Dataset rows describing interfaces
+ + + + +
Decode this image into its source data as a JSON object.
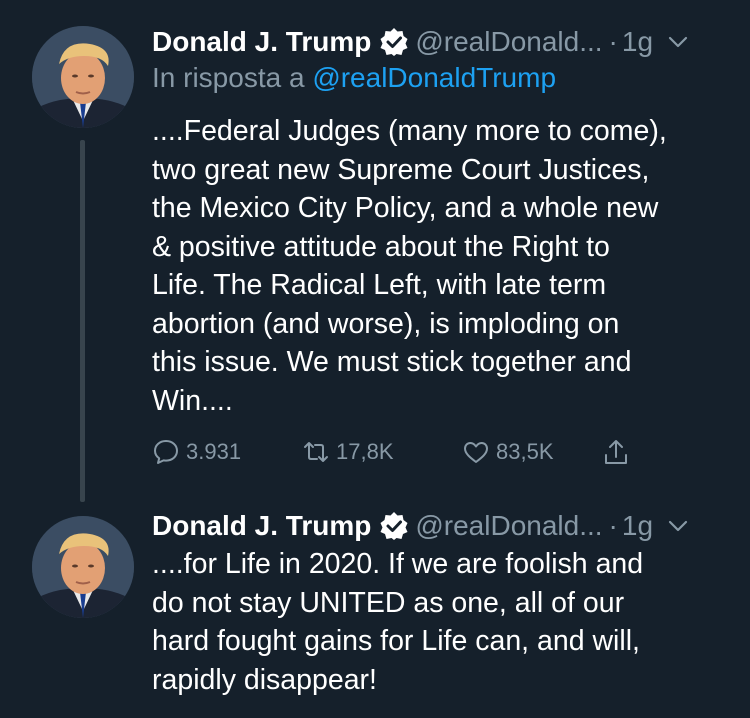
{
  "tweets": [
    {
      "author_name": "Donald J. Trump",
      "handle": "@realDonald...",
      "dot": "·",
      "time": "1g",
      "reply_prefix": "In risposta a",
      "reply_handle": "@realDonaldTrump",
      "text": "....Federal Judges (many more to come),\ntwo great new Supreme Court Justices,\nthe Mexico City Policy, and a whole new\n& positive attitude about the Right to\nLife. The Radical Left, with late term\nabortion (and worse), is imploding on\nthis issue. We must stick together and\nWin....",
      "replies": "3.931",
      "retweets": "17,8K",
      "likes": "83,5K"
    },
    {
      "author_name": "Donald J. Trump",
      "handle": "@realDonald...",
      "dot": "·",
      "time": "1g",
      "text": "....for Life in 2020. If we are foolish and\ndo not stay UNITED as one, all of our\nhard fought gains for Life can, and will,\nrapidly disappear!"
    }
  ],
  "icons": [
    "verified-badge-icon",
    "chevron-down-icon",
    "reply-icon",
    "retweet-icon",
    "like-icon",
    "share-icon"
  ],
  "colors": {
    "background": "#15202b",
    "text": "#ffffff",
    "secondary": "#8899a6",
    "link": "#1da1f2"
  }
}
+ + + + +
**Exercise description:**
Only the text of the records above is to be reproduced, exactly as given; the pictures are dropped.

**Reply:**
Decode this image into its source data as a JSON object.
{
  "tweets": [
    {
      "author_name": "Donald J. Trump",
      "handle": "@realDonald...",
      "dot": "·",
      "time": "1g",
      "reply_prefix": "In risposta a",
      "reply_handle": "@realDonaldTrump",
      "text": "....Federal Judges (many more to come),\ntwo great new Supreme Court Justices,\nthe Mexico City Policy, and a whole new\n& positive attitude about the Right to\nLife. The Radical Left, with late term\nabortion (and worse), is imploding on\nthis issue. We must stick together and\nWin....",
      "replies": "3.931",
      "retweets": "17,8K",
      "likes": "83,5K"
    },
    {
      "author_name": "Donald J. Trump",
      "handle": "@realDonald...",
      "dot": "·",
      "time": "1g",
      "text": "....for Life in 2020. If we are foolish and\ndo not stay UNITED as one, all of our\nhard fought gains for Life can, and will,\nrapidly disappear!"
    }
  ],
  "icons": [
    "verified-badge-icon",
    "chevron-down-icon",
    "reply-icon",
    "retweet-icon",
    "like-icon",
    "share-icon"
  ],
  "colors": {
    "background": "#15202b",
    "text": "#ffffff",
    "secondary": "#8899a6",
    "link": "#1da1f2"
  }
}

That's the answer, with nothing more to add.